- _Instructions to follow_
Work through the data line by line, gathering every line that has the word "caption".

(Beginning of Material provided)

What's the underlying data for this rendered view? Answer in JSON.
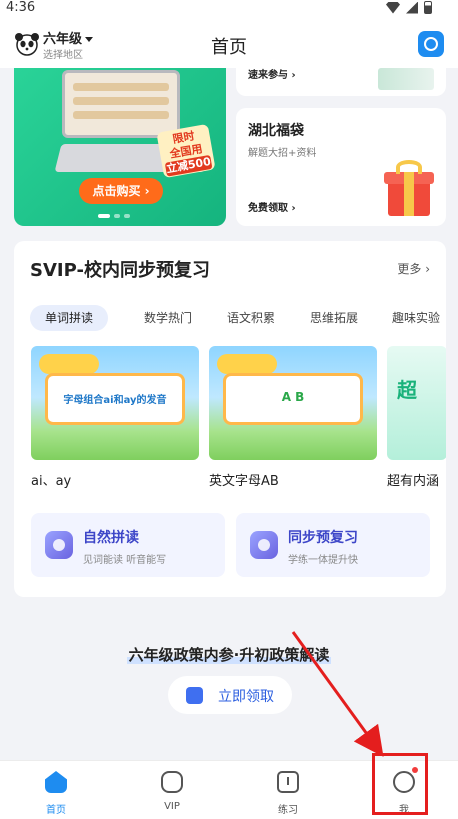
{
  "status_bar": {
    "time": "4:36"
  },
  "header": {
    "grade": "六年级",
    "region": "选择地区",
    "title": "首页"
  },
  "promo": {
    "badge": [
      "限时",
      "全国用",
      "立减500"
    ],
    "buy_label": "点击购买 ›"
  },
  "join_card": {
    "label": "速来参与 ›"
  },
  "hubei_card": {
    "title": "湖北福袋",
    "subtitle": "解题大招+资料",
    "link": "免费领取 ›"
  },
  "svip": {
    "title": "SVIP-校内同步预复习",
    "more": "更多 ›",
    "tabs": [
      "单词拼读",
      "数学热门",
      "语文积累",
      "思维拓展",
      "趣味实验"
    ],
    "lessons": [
      {
        "caption": "ai、ay",
        "board": "字母组合ai和ay的发音"
      },
      {
        "caption": "英文字母AB",
        "board": "A B"
      },
      {
        "caption": "超有内涵",
        "board": "超"
      }
    ],
    "features": [
      {
        "title": "自然拼读",
        "subtitle": "见词能读 听音能写"
      },
      {
        "title": "同步预复习",
        "subtitle": "学练一体提升快"
      }
    ]
  },
  "policy": {
    "title": "六年级政策内参·升初政策解读",
    "claim_label": "立即领取"
  },
  "tabbar": {
    "items": [
      "首页",
      "VIP",
      "练习",
      "我"
    ]
  },
  "colors": {
    "accent": "#1e8cf0",
    "promo_green": "#2ad398",
    "annotation_red": "#e41e1e"
  }
}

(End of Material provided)

- _Result_
        "caption": "ai、ay",
        "caption": "英文字母AB",
        "caption": "超有内涵",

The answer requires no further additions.